See 1 Cor. 14:30. All prophecy is based on a “revelation” from God. Prophecy is not based on a hunch, a supposition, an inference, an educated guess, or even on sanctified wisdom. Prophecy is not based on personal insight, intuition, or illumination. Prophecy is the human report of a divine revelation. This is what distinguishes prophecy from teaching. Teaching is always based on a text of Scripture. Prophecy is always based on a spontaneous revelation.
Sixth: Is NT prophecy “fallible” or “infallible”?
Prophecy consists of three distinct parts: Revelation, Interpretation, and Application.
Seventh: If prophecy can be fallible, how is it still profitable?
Consider the analogy with the gift of teaching . . .
Eighth: In what form does the revelation come?
Ninth: Is there such a thing as ‘ecstatic experience’ when exercising the gift of prophecy?
Much depends on one’s definition of ecstasy. It may mean that a person experiences a sense of mental detachment wherein she becomes unaware of her surroundings and, in varying degrees, oblivious to sight or sound. This may or may not entail complete loss of consciousness. Others define ecstasy as something akin to divine seizure in which the Holy Spirit overrides and usurps control of one’s faculties of thought and speech. Paul doesn’t teach that ecstasy is a part of the prophetic experience. Several factors support this conclusion.
- Paul assumes the person prophesying is capable of recognizing from some form of signal that someone else had received a revelation and was ready to speak (v. 30). Clearly, then, she was not oblivious to her surroundings.
- The person prophesying is also expected to cease speaking upon recognition that another has received a revelation (“let the first keep silent”). The prophet could both speak and keep silent at will. Also, the second prophet didn’t burst into speech but somehow indicated to the first, then waited until she had stopped.
- Paul says that all who prophesied could do so in turn, “one by one” (v. 31), indicating the sensible and voluntary control of their faculties.
- In 1 Cor. 14:32 Paul says that “the spirits of prophets are subject to prophets.” He is referring to the many different manifestations of the one Holy Spirit through the spirit of each individual prophet (see also 14:12,14-16). This means the Holy Spirit will never force or compel a prophet to speak, but subjects his work to the wisdom of each individual. The Spirit voluntarily submits in this one respect for the sake of order.
- The case of tongues is in many respects parallel. The tongues-speaker could speak or be silent at will and was expected to follow a prescribed “order of service” in the exercise of the gift (vv. 27-28), something out of the question if he/she were in any sense mentally disengaged from events in the meeting.

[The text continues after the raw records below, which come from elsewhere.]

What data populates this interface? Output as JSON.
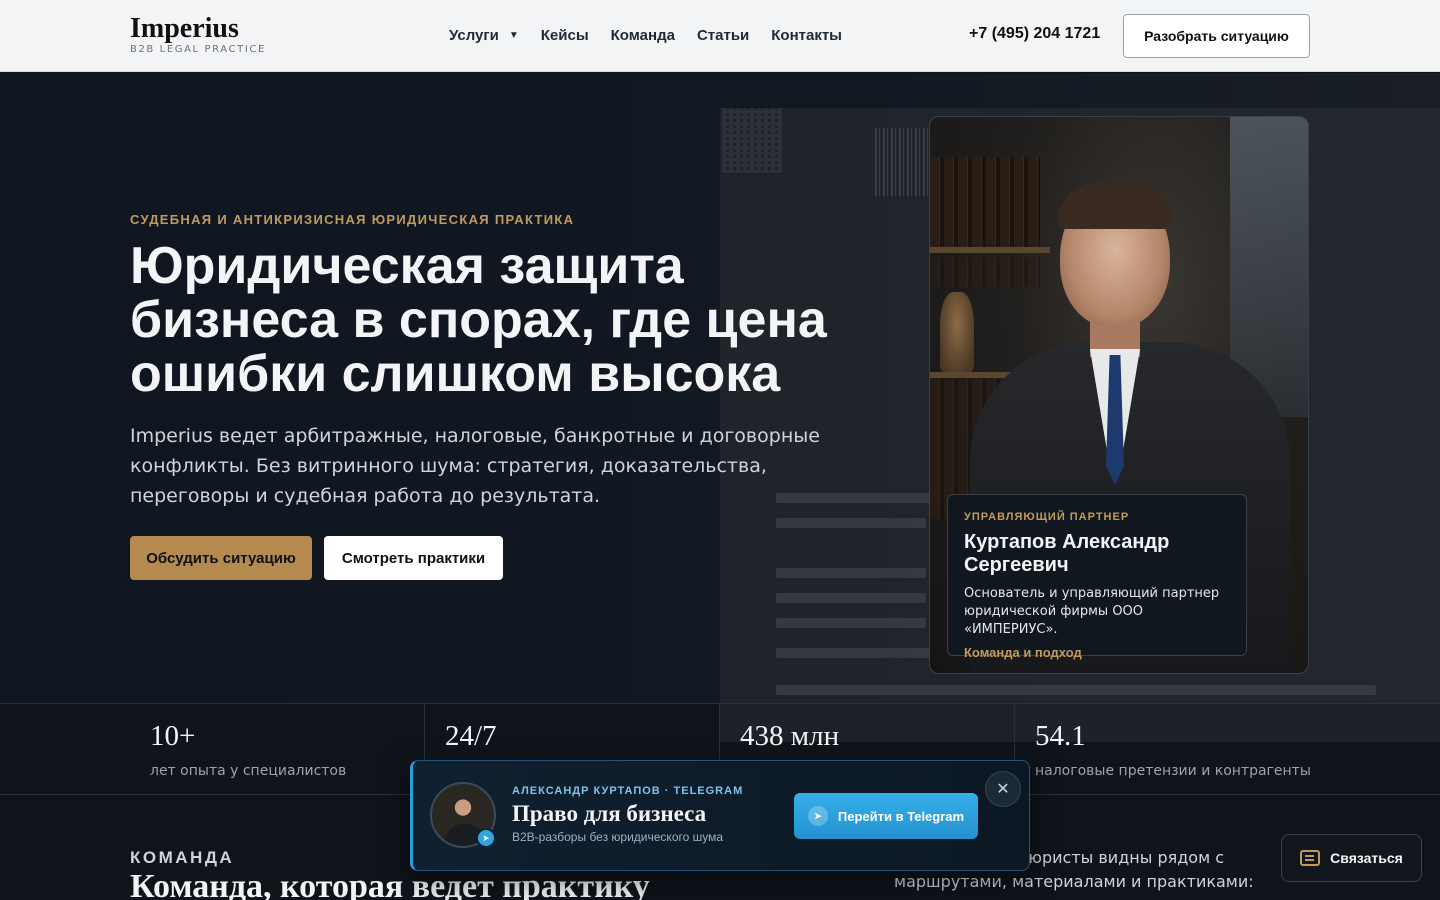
{
  "header": {
    "logo_name": "Imperius",
    "logo_sub": "B2B LEGAL PRACTICE",
    "nav": [
      {
        "label": "Услуги",
        "has_dropdown": true,
        "icon": "chevron-down-icon"
      },
      {
        "label": "Кейсы"
      },
      {
        "label": "Команда"
      },
      {
        "label": "Статьи"
      },
      {
        "label": "Контакты"
      }
    ],
    "phone": "+7 (495) 204 1721",
    "cta": "Разобрать ситуацию"
  },
  "hero": {
    "eyebrow": "СУДЕБНАЯ И АНТИКРИЗИСНАЯ ЮРИДИЧЕСКАЯ ПРАКТИКА",
    "title": "Юридическая защита бизнеса в спорах, где цена ошибки слишком высока",
    "lead": "Imperius ведет арбитражные, налоговые, банкротные и договорные конфликты. Без витринного шума: стратегия, доказательства, переговоры и судебная работа до результата.",
    "btn_primary": "Обсудить ситуацию",
    "btn_secondary": "Смотреть практики"
  },
  "partner": {
    "role": "УПРАВЛЯЮЩИЙ ПАРТНЕР",
    "name": "Куртапов Александр Сергеевич",
    "description": "Основатель и управляющий партнер юридической фирмы ООО «ИМПЕРИУС».",
    "link": "Команда и подход"
  },
  "stats": [
    {
      "value": "10+",
      "label": "лет опыта у специалистов"
    },
    {
      "value": "24/7",
      "label": ""
    },
    {
      "value": "438 млн",
      "label": ""
    },
    {
      "value": "54.1",
      "label": "налоговые претензии и контрагенты"
    }
  ],
  "team_section": {
    "eyebrow": "КОМАНДА",
    "title": "Команда, которая ведет практику",
    "text": "Специалисты и юристы видны рядом с маршрутами, материалами и практиками: клиент"
  },
  "telegram_popup": {
    "meta": "АЛЕКСАНДР КУРТАПОВ · TELEGRAM",
    "title": "Право для бизнеса",
    "subtitle": "B2B-разборы без юридического шума",
    "button": "Перейти в Telegram",
    "close": "✕"
  },
  "contact_button": "Связаться",
  "colors": {
    "accent_gold": "#c29a5b",
    "button_gold": "#b48a4f",
    "telegram_blue": "#2a9fd6",
    "hero_bg": "#0f1620"
  }
}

Tenth: Does Paul allow women to prophesy?
See Acts 2:17-18; 21:9; 1 Cor. 11:5. What, then, is the meaning of 1 Cor. 14:34-35?
Among the seemingly countless competing interpretations, the one I find persuasive is that Paul is prohibiting women from participating in the public passing of judgment upon or the evaluation of the prophets (14:29). Consider the following evidence.
Eleventh: Why would Paul allow women to prophesy in public but not evaluate the prophecies of others?
Evidently Paul believed the public evaluation or judgment of prophecy constituted an exercise of authority that he restricts to men (1 Tim. 2:11ff.).
Twelfth: What is the purpose of most prophetic utterances?
Edification (or “upbuilding”) (1 Cor. 14:3)
- Encouragement (1 Cor. 14:3)
- Consolation (1 Cor. 14:3)
- Conviction (1 Cor. 14:24-25)
- Instruction (1 Cor. 14:31)
- Direction (Acts 13:1-3; Acts 16)
- Warning and Confirmation (Acts 21:4, 10-14)
- Impartation (1 Tim. 4:14)